#### EXCERPTED DATA:
****

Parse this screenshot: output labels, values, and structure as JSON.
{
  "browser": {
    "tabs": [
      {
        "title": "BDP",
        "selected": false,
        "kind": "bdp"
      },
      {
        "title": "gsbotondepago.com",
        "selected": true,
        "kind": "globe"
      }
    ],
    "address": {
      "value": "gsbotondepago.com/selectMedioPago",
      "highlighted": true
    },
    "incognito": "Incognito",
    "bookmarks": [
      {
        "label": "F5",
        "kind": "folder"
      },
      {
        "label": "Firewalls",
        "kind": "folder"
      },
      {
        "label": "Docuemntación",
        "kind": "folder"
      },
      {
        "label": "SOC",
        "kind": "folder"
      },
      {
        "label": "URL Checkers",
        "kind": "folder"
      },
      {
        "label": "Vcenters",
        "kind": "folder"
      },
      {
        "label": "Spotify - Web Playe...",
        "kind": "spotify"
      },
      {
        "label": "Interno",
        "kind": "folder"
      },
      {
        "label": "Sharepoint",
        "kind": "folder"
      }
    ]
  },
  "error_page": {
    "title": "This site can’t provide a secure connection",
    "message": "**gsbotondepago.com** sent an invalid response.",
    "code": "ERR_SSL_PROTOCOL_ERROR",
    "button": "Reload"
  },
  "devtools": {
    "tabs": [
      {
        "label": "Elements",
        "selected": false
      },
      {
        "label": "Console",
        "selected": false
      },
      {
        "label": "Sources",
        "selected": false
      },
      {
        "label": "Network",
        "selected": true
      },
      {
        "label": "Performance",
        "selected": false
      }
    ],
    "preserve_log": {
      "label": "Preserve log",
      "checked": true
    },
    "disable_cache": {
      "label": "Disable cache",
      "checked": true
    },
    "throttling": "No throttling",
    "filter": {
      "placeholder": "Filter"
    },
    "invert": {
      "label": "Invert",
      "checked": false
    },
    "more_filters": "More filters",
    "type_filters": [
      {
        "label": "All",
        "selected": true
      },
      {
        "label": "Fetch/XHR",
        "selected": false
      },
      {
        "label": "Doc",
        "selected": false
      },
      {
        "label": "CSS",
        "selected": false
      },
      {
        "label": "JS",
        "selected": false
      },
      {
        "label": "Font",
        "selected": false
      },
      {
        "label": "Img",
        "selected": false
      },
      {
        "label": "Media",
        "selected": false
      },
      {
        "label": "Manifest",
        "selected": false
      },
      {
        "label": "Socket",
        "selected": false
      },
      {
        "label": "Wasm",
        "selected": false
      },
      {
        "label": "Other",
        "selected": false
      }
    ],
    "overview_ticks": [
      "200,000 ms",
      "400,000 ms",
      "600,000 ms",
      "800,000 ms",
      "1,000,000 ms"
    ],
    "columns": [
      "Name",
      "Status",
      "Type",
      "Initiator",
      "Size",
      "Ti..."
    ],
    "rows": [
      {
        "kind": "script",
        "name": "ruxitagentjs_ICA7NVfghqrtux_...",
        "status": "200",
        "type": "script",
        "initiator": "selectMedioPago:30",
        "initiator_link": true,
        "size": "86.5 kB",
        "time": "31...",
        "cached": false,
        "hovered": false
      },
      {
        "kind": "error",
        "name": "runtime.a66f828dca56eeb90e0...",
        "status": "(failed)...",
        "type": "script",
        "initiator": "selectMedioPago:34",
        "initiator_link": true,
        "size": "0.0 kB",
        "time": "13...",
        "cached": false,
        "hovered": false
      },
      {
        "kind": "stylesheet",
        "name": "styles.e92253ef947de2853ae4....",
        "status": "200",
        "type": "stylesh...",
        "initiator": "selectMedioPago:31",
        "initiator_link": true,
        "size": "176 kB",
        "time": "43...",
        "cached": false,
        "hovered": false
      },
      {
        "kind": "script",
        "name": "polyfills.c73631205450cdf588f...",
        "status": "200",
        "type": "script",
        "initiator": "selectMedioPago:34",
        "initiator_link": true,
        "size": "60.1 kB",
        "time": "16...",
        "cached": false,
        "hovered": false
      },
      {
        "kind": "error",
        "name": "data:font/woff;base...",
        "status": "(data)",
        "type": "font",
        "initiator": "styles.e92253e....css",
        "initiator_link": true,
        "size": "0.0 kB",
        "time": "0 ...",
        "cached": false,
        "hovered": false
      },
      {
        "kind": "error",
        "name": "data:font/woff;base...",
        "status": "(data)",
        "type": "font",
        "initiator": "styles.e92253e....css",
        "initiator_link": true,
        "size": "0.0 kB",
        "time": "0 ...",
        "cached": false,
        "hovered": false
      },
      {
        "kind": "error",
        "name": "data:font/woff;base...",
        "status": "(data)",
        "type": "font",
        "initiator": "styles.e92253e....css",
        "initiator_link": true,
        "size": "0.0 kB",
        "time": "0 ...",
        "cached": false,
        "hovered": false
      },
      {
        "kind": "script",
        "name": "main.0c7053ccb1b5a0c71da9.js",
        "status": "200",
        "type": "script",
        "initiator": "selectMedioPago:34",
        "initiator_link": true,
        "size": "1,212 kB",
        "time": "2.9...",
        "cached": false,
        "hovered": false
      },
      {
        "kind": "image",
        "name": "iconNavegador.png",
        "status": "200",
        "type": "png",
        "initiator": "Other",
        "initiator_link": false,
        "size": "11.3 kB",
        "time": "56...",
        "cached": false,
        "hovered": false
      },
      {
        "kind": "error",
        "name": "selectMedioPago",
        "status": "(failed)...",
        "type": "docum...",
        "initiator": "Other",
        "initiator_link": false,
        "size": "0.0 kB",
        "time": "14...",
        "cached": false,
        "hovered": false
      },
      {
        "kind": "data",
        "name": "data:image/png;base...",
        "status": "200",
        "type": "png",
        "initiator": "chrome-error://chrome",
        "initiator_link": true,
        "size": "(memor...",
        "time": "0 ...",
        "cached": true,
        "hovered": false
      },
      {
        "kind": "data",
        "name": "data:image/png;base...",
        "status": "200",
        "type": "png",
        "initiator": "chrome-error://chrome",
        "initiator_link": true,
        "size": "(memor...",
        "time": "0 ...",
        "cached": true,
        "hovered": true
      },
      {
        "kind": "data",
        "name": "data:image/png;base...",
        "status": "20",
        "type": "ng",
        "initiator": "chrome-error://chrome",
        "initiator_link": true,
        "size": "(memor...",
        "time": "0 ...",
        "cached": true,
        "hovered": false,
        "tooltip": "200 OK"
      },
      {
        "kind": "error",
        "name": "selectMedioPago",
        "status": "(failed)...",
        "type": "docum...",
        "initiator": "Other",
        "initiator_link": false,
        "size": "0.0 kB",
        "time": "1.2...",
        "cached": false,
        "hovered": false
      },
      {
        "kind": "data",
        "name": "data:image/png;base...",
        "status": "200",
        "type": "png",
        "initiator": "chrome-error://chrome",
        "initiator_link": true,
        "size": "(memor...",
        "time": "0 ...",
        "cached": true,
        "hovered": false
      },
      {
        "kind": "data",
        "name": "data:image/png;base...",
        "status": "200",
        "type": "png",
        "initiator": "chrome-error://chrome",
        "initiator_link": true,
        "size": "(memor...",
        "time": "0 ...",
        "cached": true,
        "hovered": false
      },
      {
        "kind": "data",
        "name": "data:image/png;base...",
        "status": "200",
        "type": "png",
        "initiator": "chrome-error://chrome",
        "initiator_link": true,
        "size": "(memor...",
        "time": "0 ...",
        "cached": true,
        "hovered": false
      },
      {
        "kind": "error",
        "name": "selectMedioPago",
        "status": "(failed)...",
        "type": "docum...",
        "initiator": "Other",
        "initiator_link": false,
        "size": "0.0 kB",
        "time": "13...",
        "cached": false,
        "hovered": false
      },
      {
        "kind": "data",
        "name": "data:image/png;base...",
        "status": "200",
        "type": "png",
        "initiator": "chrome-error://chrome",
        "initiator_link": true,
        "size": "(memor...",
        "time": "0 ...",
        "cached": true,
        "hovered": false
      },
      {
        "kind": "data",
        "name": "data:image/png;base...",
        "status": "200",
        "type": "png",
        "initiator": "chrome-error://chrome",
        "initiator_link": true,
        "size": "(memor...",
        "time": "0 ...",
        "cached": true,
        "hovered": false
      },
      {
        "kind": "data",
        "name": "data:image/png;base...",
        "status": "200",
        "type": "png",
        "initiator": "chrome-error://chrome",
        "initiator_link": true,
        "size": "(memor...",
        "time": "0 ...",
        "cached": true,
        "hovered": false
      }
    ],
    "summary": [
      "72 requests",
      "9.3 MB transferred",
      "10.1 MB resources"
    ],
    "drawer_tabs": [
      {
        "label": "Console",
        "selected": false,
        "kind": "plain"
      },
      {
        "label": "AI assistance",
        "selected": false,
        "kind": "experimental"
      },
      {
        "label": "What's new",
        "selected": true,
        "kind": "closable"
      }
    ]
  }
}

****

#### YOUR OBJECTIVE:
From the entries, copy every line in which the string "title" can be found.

#### SOLUTION:
        "title": "BDP",
        "title": "gsbotondepago.com",
    "title": "This site can’t provide a secure connection",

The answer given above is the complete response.